In the UK, Talk to Frank has been operating the anti-drugs campaign for a long time on its own. Yet, has it halted anybody taking drugs?
The drug education in the entire UK received a total turn around ten years back when the police Swat team ran into a rural kitchen somewhere in the UK. Cautions of how drugs could cause you to become disturbed and impassioned calls to say no to the menacing pushers skulking in every single playground disappeared. In came strange humour and a light, yet energetic approach.
The first advert featured a boy calling the police snatch squad on his mother because she wanted to discuss drugs with him. The message, "Drugs are illegal. Talking about them isn't. So Talk to Frank", was brand new as well.
Frank: Friendly Confidential Drug Advice

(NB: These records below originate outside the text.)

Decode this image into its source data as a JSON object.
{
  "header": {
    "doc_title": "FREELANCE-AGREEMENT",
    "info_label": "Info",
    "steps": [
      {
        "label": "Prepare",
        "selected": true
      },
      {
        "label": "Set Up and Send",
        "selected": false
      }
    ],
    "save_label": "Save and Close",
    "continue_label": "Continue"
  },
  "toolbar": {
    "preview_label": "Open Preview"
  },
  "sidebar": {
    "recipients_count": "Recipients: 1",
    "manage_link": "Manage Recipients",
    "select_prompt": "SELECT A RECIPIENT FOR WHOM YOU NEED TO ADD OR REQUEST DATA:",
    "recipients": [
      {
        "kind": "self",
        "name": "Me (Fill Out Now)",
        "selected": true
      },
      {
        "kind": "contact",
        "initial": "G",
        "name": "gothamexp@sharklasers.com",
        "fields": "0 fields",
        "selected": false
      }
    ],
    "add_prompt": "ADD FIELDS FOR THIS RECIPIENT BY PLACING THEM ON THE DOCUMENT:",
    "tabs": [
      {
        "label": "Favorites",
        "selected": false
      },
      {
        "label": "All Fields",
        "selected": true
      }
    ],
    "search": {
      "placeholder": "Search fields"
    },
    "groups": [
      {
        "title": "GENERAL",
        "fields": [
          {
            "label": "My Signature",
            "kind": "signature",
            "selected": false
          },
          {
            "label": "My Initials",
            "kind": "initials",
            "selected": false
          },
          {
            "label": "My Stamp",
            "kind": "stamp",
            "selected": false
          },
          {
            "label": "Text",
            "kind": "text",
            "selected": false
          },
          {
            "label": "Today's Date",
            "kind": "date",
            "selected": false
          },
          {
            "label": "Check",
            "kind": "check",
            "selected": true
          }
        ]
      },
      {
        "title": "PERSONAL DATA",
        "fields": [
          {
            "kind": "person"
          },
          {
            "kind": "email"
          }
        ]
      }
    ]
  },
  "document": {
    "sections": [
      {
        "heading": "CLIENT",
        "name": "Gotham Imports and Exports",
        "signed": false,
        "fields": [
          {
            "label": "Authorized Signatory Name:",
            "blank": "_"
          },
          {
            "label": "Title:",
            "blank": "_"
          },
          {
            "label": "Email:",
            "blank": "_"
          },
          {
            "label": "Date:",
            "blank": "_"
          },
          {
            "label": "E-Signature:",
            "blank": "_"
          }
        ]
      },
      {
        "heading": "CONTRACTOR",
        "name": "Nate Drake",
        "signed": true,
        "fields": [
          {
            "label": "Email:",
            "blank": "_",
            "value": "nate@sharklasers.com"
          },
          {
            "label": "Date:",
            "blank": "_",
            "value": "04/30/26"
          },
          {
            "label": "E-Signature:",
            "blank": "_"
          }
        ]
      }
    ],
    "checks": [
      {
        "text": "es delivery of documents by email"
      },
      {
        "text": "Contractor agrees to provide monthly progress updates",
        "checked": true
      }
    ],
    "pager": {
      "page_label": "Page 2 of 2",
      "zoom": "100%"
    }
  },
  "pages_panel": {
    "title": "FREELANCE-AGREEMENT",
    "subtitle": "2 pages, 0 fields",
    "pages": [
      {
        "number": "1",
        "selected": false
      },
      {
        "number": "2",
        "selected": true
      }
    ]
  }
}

Frank, the new identity for the National Drugs Helpline, was coined by the advertising agency Mother. It was supposed to represent a trusted, big brother figure that young people could call for advice about drugs. The quests of Pablo, the dog that's used as a substance mule, to a tour around a brain warehouse have been put forward under the Frank name, making it a well-known trade name amongst the youth of the nation.
According to Justin Tindal, the creative director of Leo Burnett the ad agency, what is of more importance is the fact that no-one ever saw Frank physically, so it was difficult for mockers to pick on him or blame him for not treating the kids right. Even the sham Frank videos on YouTube are moderately deferential. As there is nothing that remotely suggests Frank is a government project, the campaign is viewed as a first occurrence funded by the government.
Drugs instruction has progressed significantly since Nancy Reagan, and in the UK, the cast of Grange Hill asked adolescents to "Simply Say No" to drugs, a movement which numerous specialists now considers was counterproductive.
Like the Frank campaign, most European ads now focus on giving unbiased information so that young people can make up their own minds. In nations with solid punishments for ownership, pictures of jail bars and disgraced guardians are still typical. A recent campaign launched in Singapore informed young people who visit clubs, "You play, you pay".
In the UK, the government has burned through millions on Above the Influence, a long-running movement that urges positive contrasting options to drug usage utilizing a blend of amusement and useful examples. In the ad, teenagers are communicated to in a manner they are familiar with, like some "stoners" being marooned on a couch. However, an amazing number of anti-drug battles far and wide still fall back on terrify strategies and specifically, the drug driven "fall into hell." The DrugsNot4Me series recently launched a commercial in Canada that shows a beautiful, self-assured young lady metamorphosis after using "drugs" into a shaking, hollow-eyed mess.
According to studies into a United States anti-drugs campaign between 1999 and 2004, advertisements showing the undesirable effects of substance abuse can frequently urge younger people who are marginalised to experiment with substances.
Frank made brand new ground - and received a lot of criticism from the conservative opposition politicians at that time - for being brave enough to put forward that substances might provide highs and lows.
One primary online promotion educated viewers: "Cocaine makes you feel high and in charge."
It was not generally simple to get the balance of the message accurate. Matt Powell was the creative director of digital agency Profero, the company that came up with the cocaine ad; he now thinks he miscalculated the time an average user spends on browsing the internet. It is difficult for some to view the ad till the last point where the dangers of drug use were listed. Establishing the integrity of the Frank brand by telling the youth the truth about drugs and their effects was the ultimate aim of the ad, Powell states.
A 67% of the youth say they would ask Frank for advice related to drugs according to the Home Office. The Frank helpline received 225,892 calls and the website received 3,341,777 visits between 2011 and 2012. For him, this shows that the campaign is very successful.
But, we don't have any proofs that people have quit drug consumption because of Frank, just as we don't have such evidence in cases of other media campaigns against drugs.
In the years since the campaign started, drug use in the UK is down by 9%; however, experts say this might be because marijuana use has declined, most like due to changing attitudes toward smoking tobacco.
What Is Frank?
FRANK is a national service that offers drug education and was formed in 2003 by the Department of Health in partnership with Home Office of the British government. It was designed to lower the rate of both legal and illegal drug use by providing education to teenagers and young people about what the effects of using drug and alcohol could be. FRANK has run lots of media campaigns on radio and the internet.